## Exercise
Could you please count how many lines in the data below hold the string "kurulum"? Reply with only the number.

━━━━━ Supplied data

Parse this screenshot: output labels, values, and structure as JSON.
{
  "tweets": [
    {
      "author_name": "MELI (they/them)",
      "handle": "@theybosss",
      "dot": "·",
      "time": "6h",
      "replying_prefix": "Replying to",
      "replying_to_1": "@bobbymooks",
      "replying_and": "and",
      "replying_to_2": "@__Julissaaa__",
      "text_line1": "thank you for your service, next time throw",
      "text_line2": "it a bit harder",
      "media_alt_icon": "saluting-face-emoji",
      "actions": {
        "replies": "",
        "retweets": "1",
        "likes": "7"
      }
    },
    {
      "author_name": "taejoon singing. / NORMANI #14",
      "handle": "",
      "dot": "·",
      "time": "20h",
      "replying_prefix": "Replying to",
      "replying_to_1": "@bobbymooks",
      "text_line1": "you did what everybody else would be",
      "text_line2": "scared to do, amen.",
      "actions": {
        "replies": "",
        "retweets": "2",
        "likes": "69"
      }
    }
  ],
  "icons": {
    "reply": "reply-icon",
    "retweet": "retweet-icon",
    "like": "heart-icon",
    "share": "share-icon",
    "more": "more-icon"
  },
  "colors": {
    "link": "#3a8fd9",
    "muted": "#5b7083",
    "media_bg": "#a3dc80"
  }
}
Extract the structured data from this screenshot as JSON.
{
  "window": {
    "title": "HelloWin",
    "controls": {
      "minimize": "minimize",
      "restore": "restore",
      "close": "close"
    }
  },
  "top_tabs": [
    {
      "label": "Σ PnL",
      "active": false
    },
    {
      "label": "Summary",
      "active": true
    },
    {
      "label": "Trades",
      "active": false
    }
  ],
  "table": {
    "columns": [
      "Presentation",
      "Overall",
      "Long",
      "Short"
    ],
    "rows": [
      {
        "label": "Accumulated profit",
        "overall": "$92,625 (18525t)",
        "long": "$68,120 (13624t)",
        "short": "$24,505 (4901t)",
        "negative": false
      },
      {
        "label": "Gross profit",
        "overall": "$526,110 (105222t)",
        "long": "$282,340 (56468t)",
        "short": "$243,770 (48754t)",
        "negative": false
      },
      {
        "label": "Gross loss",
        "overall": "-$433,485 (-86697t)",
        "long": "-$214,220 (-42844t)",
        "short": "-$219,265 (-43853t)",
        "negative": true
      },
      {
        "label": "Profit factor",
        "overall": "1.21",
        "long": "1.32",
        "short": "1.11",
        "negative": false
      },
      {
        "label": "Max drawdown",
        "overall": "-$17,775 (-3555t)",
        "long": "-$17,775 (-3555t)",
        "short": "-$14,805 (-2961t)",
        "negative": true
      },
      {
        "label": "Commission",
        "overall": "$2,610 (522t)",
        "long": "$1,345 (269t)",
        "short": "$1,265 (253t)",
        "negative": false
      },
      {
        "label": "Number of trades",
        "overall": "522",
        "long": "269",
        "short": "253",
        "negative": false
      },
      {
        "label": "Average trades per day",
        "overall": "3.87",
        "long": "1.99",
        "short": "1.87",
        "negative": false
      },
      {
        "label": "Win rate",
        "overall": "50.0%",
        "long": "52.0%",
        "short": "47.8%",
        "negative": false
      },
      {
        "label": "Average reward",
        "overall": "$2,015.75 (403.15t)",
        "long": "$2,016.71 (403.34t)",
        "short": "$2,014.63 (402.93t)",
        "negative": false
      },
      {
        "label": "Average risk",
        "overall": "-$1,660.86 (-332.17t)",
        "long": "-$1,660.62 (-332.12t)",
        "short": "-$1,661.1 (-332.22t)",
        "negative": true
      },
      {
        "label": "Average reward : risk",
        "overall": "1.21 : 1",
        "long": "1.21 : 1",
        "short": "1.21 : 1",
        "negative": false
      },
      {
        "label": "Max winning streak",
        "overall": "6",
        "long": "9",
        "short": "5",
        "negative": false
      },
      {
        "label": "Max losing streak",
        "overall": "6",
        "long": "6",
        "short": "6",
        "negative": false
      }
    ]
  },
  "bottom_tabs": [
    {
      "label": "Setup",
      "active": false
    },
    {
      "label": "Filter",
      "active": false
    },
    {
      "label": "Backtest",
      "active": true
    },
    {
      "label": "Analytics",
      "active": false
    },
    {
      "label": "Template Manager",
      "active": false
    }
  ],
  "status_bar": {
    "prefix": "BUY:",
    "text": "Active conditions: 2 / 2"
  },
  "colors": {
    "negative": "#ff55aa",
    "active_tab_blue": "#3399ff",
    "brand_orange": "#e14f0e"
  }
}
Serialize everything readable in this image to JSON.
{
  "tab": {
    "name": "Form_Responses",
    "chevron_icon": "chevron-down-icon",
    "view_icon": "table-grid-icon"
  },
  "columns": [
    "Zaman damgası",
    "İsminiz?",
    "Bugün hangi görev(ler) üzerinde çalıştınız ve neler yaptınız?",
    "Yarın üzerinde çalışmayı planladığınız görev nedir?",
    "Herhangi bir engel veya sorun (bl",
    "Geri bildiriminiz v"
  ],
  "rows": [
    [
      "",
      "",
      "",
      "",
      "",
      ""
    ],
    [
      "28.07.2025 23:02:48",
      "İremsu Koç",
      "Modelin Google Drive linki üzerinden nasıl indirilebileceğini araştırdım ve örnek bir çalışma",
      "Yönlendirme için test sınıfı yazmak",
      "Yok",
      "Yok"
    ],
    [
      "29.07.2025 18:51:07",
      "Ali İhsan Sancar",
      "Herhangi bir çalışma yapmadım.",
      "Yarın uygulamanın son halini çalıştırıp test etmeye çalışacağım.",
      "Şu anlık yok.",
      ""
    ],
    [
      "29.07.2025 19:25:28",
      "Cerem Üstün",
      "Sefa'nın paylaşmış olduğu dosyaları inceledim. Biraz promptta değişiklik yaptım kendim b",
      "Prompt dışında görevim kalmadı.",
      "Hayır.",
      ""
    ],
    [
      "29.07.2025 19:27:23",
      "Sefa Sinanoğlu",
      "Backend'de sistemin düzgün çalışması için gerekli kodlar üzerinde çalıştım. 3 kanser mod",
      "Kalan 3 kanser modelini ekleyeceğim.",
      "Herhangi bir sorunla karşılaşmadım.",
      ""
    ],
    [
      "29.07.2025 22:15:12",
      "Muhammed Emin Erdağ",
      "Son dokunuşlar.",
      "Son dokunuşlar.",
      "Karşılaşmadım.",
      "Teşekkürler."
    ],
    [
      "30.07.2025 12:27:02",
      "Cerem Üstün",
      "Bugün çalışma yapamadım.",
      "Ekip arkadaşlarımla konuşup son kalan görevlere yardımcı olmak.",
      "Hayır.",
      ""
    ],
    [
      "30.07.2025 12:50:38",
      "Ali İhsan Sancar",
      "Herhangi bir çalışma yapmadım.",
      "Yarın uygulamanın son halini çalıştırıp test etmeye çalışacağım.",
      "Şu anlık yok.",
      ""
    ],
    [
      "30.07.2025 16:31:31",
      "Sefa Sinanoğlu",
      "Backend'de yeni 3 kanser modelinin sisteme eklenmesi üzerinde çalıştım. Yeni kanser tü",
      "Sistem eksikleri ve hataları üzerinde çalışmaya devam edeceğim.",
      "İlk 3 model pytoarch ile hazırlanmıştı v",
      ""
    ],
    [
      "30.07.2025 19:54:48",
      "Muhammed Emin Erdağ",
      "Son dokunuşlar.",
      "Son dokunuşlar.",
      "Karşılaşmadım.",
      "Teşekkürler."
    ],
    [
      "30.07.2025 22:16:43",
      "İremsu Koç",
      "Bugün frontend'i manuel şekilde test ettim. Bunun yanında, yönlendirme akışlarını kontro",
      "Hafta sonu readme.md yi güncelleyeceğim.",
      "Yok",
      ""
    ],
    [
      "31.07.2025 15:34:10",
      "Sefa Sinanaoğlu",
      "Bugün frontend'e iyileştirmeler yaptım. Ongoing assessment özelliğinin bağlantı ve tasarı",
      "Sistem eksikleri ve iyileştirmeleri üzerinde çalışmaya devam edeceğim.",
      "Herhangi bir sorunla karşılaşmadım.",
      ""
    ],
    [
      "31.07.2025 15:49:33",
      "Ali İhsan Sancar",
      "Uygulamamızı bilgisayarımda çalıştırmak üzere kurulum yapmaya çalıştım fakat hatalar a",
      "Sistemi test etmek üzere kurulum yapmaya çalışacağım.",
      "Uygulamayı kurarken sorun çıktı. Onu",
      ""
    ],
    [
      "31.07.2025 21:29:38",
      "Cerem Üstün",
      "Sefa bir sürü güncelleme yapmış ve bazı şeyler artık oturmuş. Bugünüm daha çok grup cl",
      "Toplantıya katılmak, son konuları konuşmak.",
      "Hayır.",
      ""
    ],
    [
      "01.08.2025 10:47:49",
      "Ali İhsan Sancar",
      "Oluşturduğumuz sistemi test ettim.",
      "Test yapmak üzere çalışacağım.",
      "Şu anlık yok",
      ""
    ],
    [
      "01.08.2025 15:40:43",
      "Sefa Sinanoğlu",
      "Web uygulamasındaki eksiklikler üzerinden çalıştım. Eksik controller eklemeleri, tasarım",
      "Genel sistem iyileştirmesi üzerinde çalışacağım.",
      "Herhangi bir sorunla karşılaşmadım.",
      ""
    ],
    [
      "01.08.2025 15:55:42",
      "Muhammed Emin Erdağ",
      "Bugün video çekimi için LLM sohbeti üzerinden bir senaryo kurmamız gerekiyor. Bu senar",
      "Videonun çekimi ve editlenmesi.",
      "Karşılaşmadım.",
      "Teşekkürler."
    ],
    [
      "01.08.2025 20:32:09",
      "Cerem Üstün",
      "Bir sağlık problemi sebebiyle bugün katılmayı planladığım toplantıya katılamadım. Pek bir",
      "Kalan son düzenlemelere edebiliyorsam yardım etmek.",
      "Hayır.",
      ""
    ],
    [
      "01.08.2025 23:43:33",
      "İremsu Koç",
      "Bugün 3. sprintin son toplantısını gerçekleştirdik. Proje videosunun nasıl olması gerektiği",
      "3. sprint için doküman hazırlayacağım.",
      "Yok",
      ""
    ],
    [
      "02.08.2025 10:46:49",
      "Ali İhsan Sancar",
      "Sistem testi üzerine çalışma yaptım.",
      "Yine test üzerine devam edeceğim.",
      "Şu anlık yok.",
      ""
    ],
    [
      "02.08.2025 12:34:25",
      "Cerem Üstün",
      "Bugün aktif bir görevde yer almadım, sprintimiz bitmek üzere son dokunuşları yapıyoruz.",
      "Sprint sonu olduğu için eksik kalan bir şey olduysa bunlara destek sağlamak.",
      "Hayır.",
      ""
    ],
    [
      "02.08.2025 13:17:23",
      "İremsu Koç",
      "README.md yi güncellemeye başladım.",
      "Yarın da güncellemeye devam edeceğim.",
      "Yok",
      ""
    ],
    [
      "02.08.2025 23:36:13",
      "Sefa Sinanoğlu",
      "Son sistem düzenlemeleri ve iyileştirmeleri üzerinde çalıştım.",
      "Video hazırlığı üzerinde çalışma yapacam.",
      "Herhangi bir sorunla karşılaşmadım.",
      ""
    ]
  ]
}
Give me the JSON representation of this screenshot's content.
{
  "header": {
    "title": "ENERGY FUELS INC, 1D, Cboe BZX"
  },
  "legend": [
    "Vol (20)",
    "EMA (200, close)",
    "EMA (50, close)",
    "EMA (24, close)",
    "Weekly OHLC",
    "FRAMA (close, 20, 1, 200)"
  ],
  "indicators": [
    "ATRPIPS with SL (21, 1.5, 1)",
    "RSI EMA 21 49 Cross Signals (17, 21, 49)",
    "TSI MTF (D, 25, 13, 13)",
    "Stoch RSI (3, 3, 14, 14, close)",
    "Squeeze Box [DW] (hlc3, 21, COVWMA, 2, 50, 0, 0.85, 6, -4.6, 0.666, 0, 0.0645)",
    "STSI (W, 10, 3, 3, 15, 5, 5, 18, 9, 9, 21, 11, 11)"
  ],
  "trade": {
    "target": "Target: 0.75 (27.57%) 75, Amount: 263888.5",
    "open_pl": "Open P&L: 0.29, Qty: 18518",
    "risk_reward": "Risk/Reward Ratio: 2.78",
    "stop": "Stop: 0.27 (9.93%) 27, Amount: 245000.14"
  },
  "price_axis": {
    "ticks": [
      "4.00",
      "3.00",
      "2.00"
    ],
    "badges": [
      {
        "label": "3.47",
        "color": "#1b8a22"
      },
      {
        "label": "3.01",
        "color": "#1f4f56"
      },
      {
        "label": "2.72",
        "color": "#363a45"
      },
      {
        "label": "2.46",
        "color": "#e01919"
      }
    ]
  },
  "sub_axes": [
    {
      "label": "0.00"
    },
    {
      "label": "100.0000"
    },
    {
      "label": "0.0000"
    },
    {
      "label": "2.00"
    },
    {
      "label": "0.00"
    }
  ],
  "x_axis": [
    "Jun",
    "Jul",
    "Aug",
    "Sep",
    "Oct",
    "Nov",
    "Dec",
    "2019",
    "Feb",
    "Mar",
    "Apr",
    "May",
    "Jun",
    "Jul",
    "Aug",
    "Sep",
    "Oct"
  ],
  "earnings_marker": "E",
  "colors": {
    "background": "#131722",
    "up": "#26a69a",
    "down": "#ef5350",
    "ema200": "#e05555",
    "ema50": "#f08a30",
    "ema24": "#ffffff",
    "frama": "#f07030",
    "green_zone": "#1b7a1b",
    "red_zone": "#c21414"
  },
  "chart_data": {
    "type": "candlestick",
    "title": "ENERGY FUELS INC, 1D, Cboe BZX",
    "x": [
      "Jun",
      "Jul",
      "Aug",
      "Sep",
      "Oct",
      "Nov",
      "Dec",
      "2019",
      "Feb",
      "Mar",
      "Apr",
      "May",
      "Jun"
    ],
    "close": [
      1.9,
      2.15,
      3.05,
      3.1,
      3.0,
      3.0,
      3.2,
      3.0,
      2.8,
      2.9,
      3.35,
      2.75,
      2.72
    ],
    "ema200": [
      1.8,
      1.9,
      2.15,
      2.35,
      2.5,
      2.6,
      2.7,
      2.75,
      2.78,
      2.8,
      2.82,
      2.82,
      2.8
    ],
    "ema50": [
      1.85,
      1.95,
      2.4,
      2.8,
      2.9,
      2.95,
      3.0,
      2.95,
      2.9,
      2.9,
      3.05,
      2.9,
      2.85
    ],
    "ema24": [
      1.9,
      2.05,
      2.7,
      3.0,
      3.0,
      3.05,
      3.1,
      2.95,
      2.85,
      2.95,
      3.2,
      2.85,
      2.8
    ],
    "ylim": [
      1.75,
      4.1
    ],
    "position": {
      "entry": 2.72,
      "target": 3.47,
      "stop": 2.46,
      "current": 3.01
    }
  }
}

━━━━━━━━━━

## Task response
2